Hasan Moosa Shafaie

Hasan Moosa Shafaie

The state is a disrespected entity in Arab culture and unlike contemporary political culture, it is associated with ‘change’ and ‘instability’. In the Arab public’s mind the state contradicts freedom and especially amongst tribes who move around between boarders without restrictions, passports and identities. Although Arabs respect private properties and refuse to abuse or violate them, State property, on the other hand, is disrespected and would probably be vandalized and plundered if an opportunity was available. Hence, Arabs face problems with regards to building a real and respected state that is viewed as a reflection of themselves and hence would refuse to belittle, weaken or assault it. On the contrary, the Arab citizen merely views the state as a monster that assaults his private quarters and restricts his freedom of movement and expression.

Even ‘the rentier state’ has not been able to escape the problems of vandalism and assault on state property by its own citizens. Such as: the vandalism of public parks and toilets, the plundering of public money and the increase of corruption. This leaves the state as easy target entity during times of peace and also in times of political tension as public property is the primary target for vandals. This is clear today as from the targeting of electricity generators, street lamps and traffic lights etc.

The legitimacy of the state, in other words, its sovereignty on its people and land, is an issue that is not deeply rooted in the public conscience. This is due to the authoritarian and undemocratic nature of the state and its failure to achieve the citizens’ objectives and fulfill their hopes. In Bahrain, when the relationship between the state and society was revised and the reform period began, it was expected that this would change the negative view towards the state. In fact, this negative perception has changed among many people, especially amongst the Shia. However, the Shia’s problem, in particular, has a deeply rooted historical dimension.

The old Shia perception views all ruling regimes as illegitimate.
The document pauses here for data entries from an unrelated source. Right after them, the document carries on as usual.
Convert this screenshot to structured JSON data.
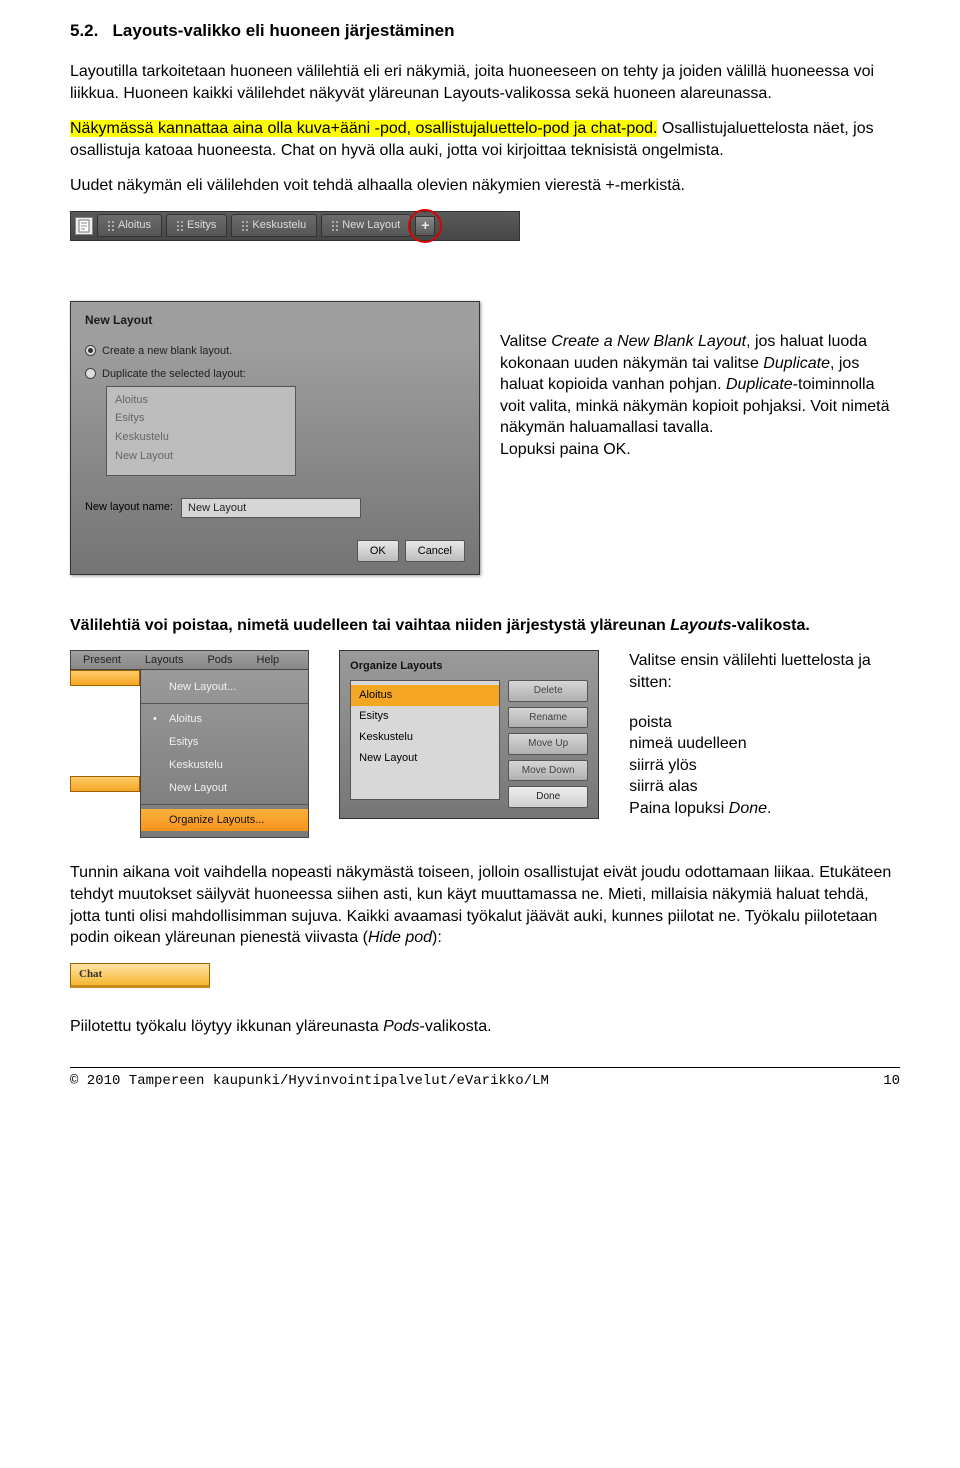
{
  "section": {
    "number": "5.2.",
    "title": "Layouts-valikko eli huoneen järjestäminen"
  },
  "p1": "Layoutilla tarkoitetaan huoneen välilehtiä eli eri näkymiä, joita huoneeseen on tehty ja joiden välillä huoneessa voi liikkua. Huoneen kaikki välilehdet näkyvät yläreunan Layouts-valikossa sekä huoneen alareunassa.",
  "p2_hl": "Näkymässä kannattaa aina olla kuva+ääni -pod, osallistujaluettelo-pod ja chat-pod.",
  "p2_rest": " Osallistujaluettelosta näet, jos osallistuja katoaa huoneesta. Chat on hyvä olla auki, jotta voi kirjoittaa teknisistä ongelmista.",
  "p3": "Uudet näkymän eli välilehden voit tehdä alhaalla olevien näkymien vierestä +-merkistä.",
  "tabs": {
    "t1": "Aloitus",
    "t2": "Esitys",
    "t3": "Keskustelu",
    "t4": "New Layout"
  },
  "dialog": {
    "title": "New Layout",
    "opt1": "Create a new blank layout.",
    "opt2": "Duplicate the selected layout:",
    "list": {
      "i1": "Aloitus",
      "i2": "Esitys",
      "i3": "Keskustelu",
      "i4": "New Layout"
    },
    "name_label": "New layout name:",
    "name_value": "New Layout",
    "ok": "OK",
    "cancel": "Cancel"
  },
  "right1a": "Valitse ",
  "right1b": "Create a New Blank Layout",
  "right1c": ", jos haluat luoda kokonaan uuden näkymän tai valitse ",
  "right1d": "Duplicate",
  "right1e": ", jos haluat kopioida vanhan pohjan. ",
  "right1f": "Duplicate",
  "right1g": "-toiminnolla voit valita, minkä näkymän kopioit pohjaksi. Voit nimetä näkymän haluamallasi tavalla.",
  "right1h": "Lopuksi paina OK.",
  "p4a": "Välilehtiä voi poistaa, nimetä uudelleen tai vaihtaa niiden järjestystä yläreunan ",
  "p4b": "Layouts",
  "p4c": "-valikosta.",
  "menubar": {
    "m1": "Present",
    "m2": "Layouts",
    "m3": "Pods",
    "m4": "Help"
  },
  "dropdown": {
    "i1": "New Layout...",
    "i2": "Aloitus",
    "i3": "Esitys",
    "i4": "Keskustelu",
    "i5": "New Layout",
    "i6": "Organize Layouts..."
  },
  "org": {
    "title": "Organize Layouts",
    "list": {
      "i1": "Aloitus",
      "i2": "Esitys",
      "i3": "Keskustelu",
      "i4": "New Layout"
    },
    "b1": "Delete",
    "b2": "Rename",
    "b3": "Move Up",
    "b4": "Move Down",
    "b5": "Done"
  },
  "sidetext": {
    "s0": "Valitse ensin välilehti luettelosta ja sitten:",
    "s1": "poista",
    "s2": "nimeä uudelleen",
    "s3": "siirrä ylös",
    "s4": "siirrä alas",
    "s5a": "Paina lopuksi ",
    "s5b": "Done",
    "s5c": "."
  },
  "p5": "Tunnin aikana voit vaihdella nopeasti näkymästä toiseen, jolloin osallistujat eivät joudu odottamaan liikaa. Etukäteen tehdyt muutokset säilyvät huoneessa siihen asti, kun käyt muuttamassa ne. Mieti, millaisia näkymiä haluat tehdä, jotta tunti olisi mahdollisimman sujuva. Kaikki avaamasi työkalut jäävät auki, kunnes piilotat ne. Työkalu piilotetaan podin oikean yläreunan pienestä viivasta (",
  "p5b": "Hide pod",
  "p5c": "):",
  "chat_label": "Chat",
  "p6a": "Piilotettu työkalu löytyy ikkunan yläreunasta ",
  "p6b": "Pods",
  "p6c": "-valikosta.",
  "footer": {
    "left": "© 2010 Tampereen kaupunki/Hyvinvointipalvelut/eVarikko/LM",
    "right": "10"
  }
}
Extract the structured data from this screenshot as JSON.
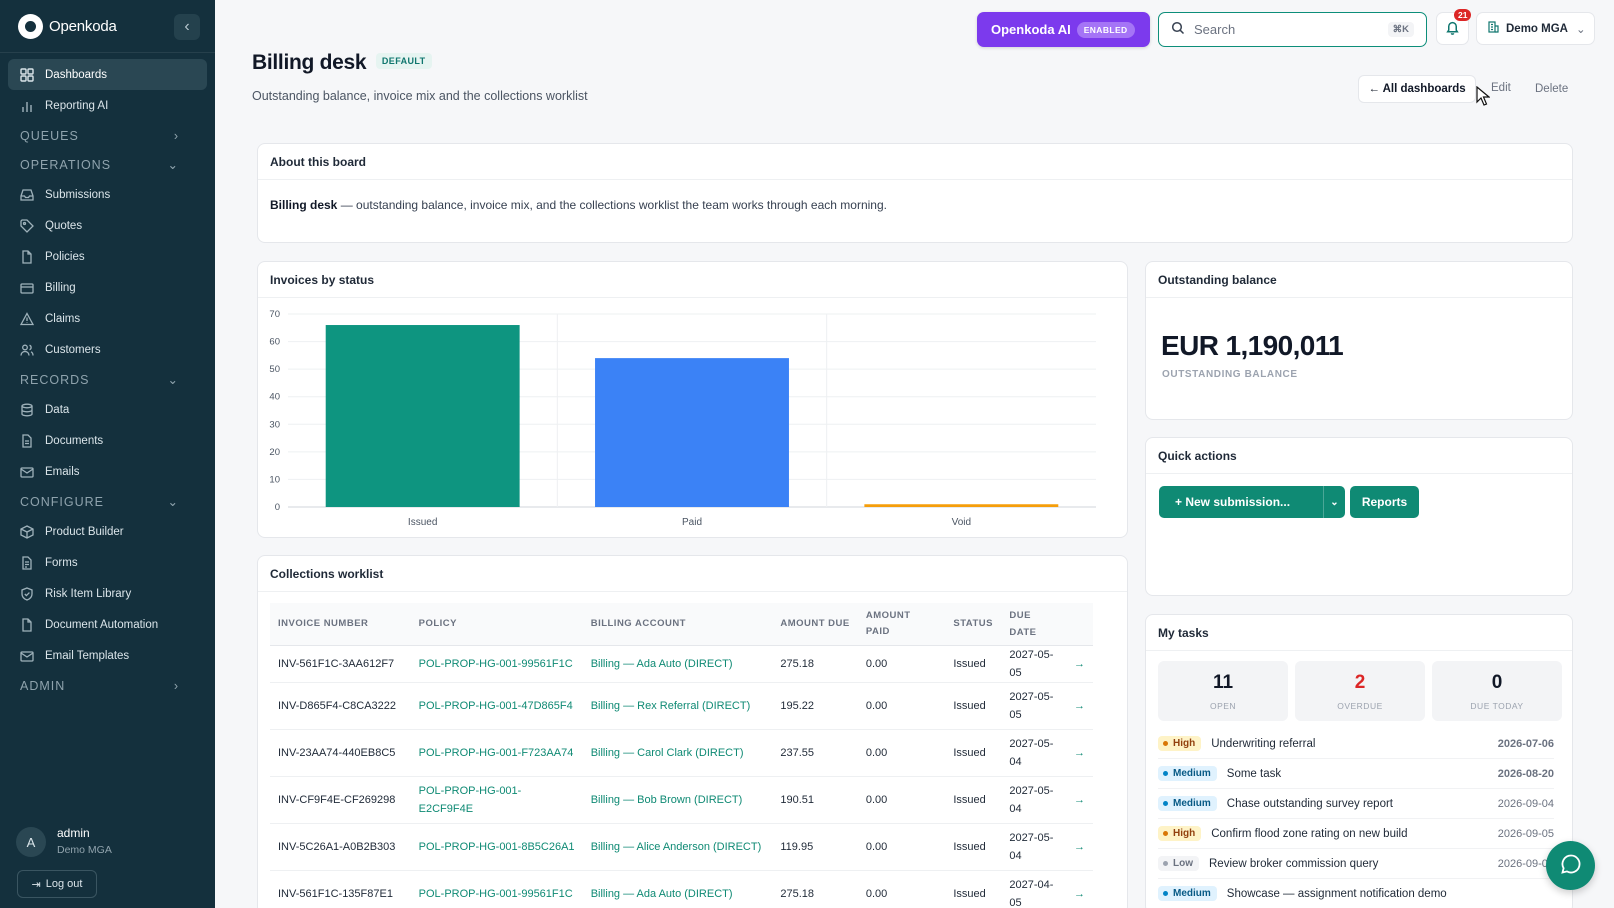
{
  "brand": {
    "name": "Openkoda",
    "collapse_icon": "‹"
  },
  "nav": {
    "dashboards": "Dashboards",
    "reporting_ai": "Reporting AI",
    "queues": "QUEUES",
    "operations": "OPERATIONS",
    "submissions": "Submissions",
    "quotes": "Quotes",
    "policies": "Policies",
    "billing": "Billing",
    "claims": "Claims",
    "customers": "Customers",
    "records": "RECORDS",
    "data": "Data",
    "documents": "Documents",
    "emails": "Emails",
    "configure": "CONFIGURE",
    "product_builder": "Product Builder",
    "forms": "Forms",
    "risk_item_library": "Risk Item Library",
    "document_automation": "Document Automation",
    "email_templates": "Email Templates",
    "admin": "ADMIN"
  },
  "user": {
    "initial": "A",
    "name": "admin",
    "org": "Demo MGA",
    "logout": "Log out"
  },
  "topbar": {
    "ai_label": "Openkoda AI",
    "ai_badge": "ENABLED",
    "search_placeholder": "Search",
    "search_kbd": "⌘K",
    "notification_count": "21",
    "org_name": "Demo MGA"
  },
  "header": {
    "title": "Billing desk",
    "badge": "DEFAULT",
    "subtitle": "Outstanding balance, invoice mix and the collections worklist",
    "all_dashboards": "← All dashboards",
    "edit": "Edit",
    "delete": "Delete"
  },
  "about": {
    "title": "About this board",
    "bold": "Billing desk",
    "text": " — outstanding balance, invoice mix, and the collections worklist the team works through each morning."
  },
  "invoices_card": {
    "title": "Invoices by status"
  },
  "chart_data": {
    "type": "bar",
    "title": "Invoices by status",
    "categories": [
      "Issued",
      "Paid",
      "Void"
    ],
    "values": [
      66,
      54,
      1
    ],
    "colors": [
      "#0e9580",
      "#3b82f6",
      "#f59e0b"
    ],
    "ylim": [
      0,
      70
    ],
    "yticks": [
      0,
      10,
      20,
      30,
      40,
      50,
      60,
      70
    ],
    "grid": true
  },
  "balance": {
    "title": "Outstanding balance",
    "value": "EUR 1,190,011",
    "label": "OUTSTANDING BALANCE"
  },
  "quick_actions": {
    "title": "Quick actions",
    "new_submission": "+ New submission...",
    "reports": "Reports"
  },
  "worklist": {
    "title": "Collections worklist",
    "columns": [
      "INVOICE NUMBER",
      "POLICY",
      "BILLING ACCOUNT",
      "AMOUNT DUE",
      "AMOUNT PAID",
      "STATUS",
      "DUE DATE",
      ""
    ],
    "rows": [
      [
        "INV-561F1C-3AA612F7",
        "POL-PROP-HG-001-99561F1C",
        "Billing — Ada Auto (DIRECT)",
        "275.18",
        "0.00",
        "Issued",
        "2027-05-05",
        "→"
      ],
      [
        "INV-D865F4-C8CA3222",
        "POL-PROP-HG-001-47D865F4",
        "Billing — Rex Referral (DIRECT)",
        "195.22",
        "0.00",
        "Issued",
        "2027-05-05",
        "→"
      ],
      [
        "INV-23AA74-440EB8C5",
        "POL-PROP-HG-001-F723AA74",
        "Billing — Carol Clark (DIRECT)",
        "237.55",
        "0.00",
        "Issued",
        "2027-05-04",
        "→"
      ],
      [
        "INV-CF9F4E-CF269298",
        "POL-PROP-HG-001-E2CF9F4E",
        "Billing — Bob Brown (DIRECT)",
        "190.51",
        "0.00",
        "Issued",
        "2027-05-04",
        "→"
      ],
      [
        "INV-5C26A1-A0B2B303",
        "POL-PROP-HG-001-8B5C26A1",
        "Billing — Alice Anderson (DIRECT)",
        "119.95",
        "0.00",
        "Issued",
        "2027-05-04",
        "→"
      ],
      [
        "INV-561F1C-135F87E1",
        "POL-PROP-HG-001-99561F1C",
        "Billing — Ada Auto (DIRECT)",
        "275.18",
        "0.00",
        "Issued",
        "2027-04-05",
        "→"
      ]
    ]
  },
  "tasks": {
    "title": "My tasks",
    "stats": [
      {
        "value": "11",
        "label": "OPEN",
        "color": "#111827"
      },
      {
        "value": "2",
        "label": "OVERDUE",
        "color": "#dc2626"
      },
      {
        "value": "0",
        "label": "DUE TODAY",
        "color": "#111827"
      }
    ],
    "items": [
      {
        "priority": "High",
        "level": "high",
        "title": "Underwriting referral",
        "date": "2026-07-06",
        "overdue": true
      },
      {
        "priority": "Medium",
        "level": "medium",
        "title": "Some task",
        "date": "2026-08-20",
        "overdue": true
      },
      {
        "priority": "Medium",
        "level": "medium",
        "title": "Chase outstanding survey report",
        "date": "2026-09-04",
        "overdue": false
      },
      {
        "priority": "High",
        "level": "high",
        "title": "Confirm flood zone rating on new build",
        "date": "2026-09-05",
        "overdue": false
      },
      {
        "priority": "Low",
        "level": "low",
        "title": "Review broker commission query",
        "date": "2026-09-06",
        "overdue": false
      },
      {
        "priority": "Medium",
        "level": "medium",
        "title": "Showcase — assignment notification demo",
        "date": "",
        "overdue": false
      }
    ]
  }
}
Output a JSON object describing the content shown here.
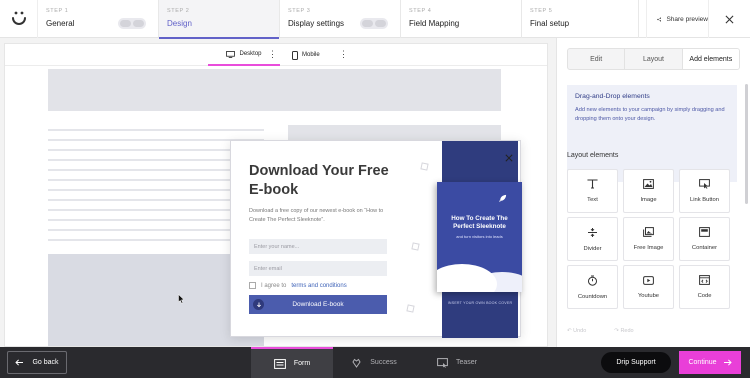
{
  "stepper": {
    "steps": [
      {
        "num": "STEP 1",
        "label": "General"
      },
      {
        "num": "STEP 2",
        "label": "Design"
      },
      {
        "num": "STEP 3",
        "label": "Display settings"
      },
      {
        "num": "STEP 4",
        "label": "Field Mapping"
      },
      {
        "num": "STEP 5",
        "label": "Final setup"
      }
    ],
    "share_label": "Share preview"
  },
  "canvas": {
    "device_tabs": [
      "Desktop",
      "Mobile"
    ],
    "popup": {
      "heading": "Download Your Free E-book",
      "description": "Download a free copy of our newest e-book on “How to Create The Perfect Sleeknote”.",
      "name_placeholder": "Enter your name...",
      "email_placeholder": "Enter email",
      "agree_prefix": "I agree to",
      "agree_link": "terms and conditions",
      "cta_label": "Download E-book",
      "book_title": "How To Create The Perfect Sleeknote",
      "book_subtitle": "and turn visitors into leads",
      "cover_caption": "INSERT YOUR OWN BOOK COVER"
    }
  },
  "panel": {
    "tabs": [
      "Edit",
      "Layout",
      "Add elements"
    ],
    "info_title": "Drag-and-Drop elements",
    "info_text": "Add new elements to your campaign by simply dragging and dropping them onto your design.",
    "section_title": "Layout elements",
    "elements": [
      {
        "name": "Text",
        "icon": "text-icon"
      },
      {
        "name": "Image",
        "icon": "image-icon"
      },
      {
        "name": "Link Button",
        "icon": "link-button-icon"
      },
      {
        "name": "Divider",
        "icon": "divider-icon"
      },
      {
        "name": "Free Image",
        "icon": "free-image-icon"
      },
      {
        "name": "Container",
        "icon": "container-icon"
      },
      {
        "name": "Countdown",
        "icon": "countdown-icon"
      },
      {
        "name": "Youtube",
        "icon": "youtube-icon"
      },
      {
        "name": "Code",
        "icon": "code-icon"
      }
    ],
    "undo": "Undo",
    "redo": "Redo"
  },
  "bottom": {
    "back_label": "Go back",
    "tabs": [
      "Form",
      "Success",
      "Teaser"
    ],
    "support_label": "Drip Support",
    "continue_label": "Continue"
  },
  "colors": {
    "accent": "#e93fd8",
    "primary": "#4b5cad",
    "active_step": "#6161c8"
  }
}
During the 4th Century of (Higri), Shia jurists reduced the restrictions on working with an unjust ruler, as stated by Sharif Al Murtaza Alam Al Huda. Sheikh Karaki followed in the 10th Century AD and permitted participation in the state and working with the Sultan; he also rejected the idea of the state being illegitimate. During the end of the 20th Century, the views of the state and its legitimacy had developed; if the state is elected democratically and is accepted by the public, then it is permitted to work in its apparatus. Hence, the idea of the state being a strange entity and collaboration with it is a sin, no longer exists.

In Bahrain it is obvious that the Shia – except very few - do not see themselves as the states’ enemies or far from ruling the country and are unable to resist the temptation of participating in the state and influencing its decisions to serve the public’s interest as long as democratic opportunities exist. However, there is still a minority that believes in the legacy of the past - something that which most Shia have abandoned. This minority perceives the state in Bahrain as being as a whole illegitimate and therefore justify disobeying its laws and disrespecting its properties. Thus, according to them it is permissible to vandalize and plunder public properties, as well as the use violence. Also, participating in the council and parliamentary elections, accepting a government official position and dealing with Government officials, should be rejected and shunned as stated in the statements of political extremists.

It is not possible to go back in time to change the position of the Shias in Bahrain intellectually or politically. The State in Bahrain is for everyone, and the Shias have contributed like everybody else in the building of the country. They voted for its independence in 1971 and for the Charter in 2001 and participated in the political process. Therefore, the gap that extremists want to create not only depends upon old and worn out ideas that are abandoned by the Shia, but will weaken and marginalize themselves. This is in addition to weakening their country and making their own lives difficult. Any individual who care about the interest of his/her people would not do such a thing.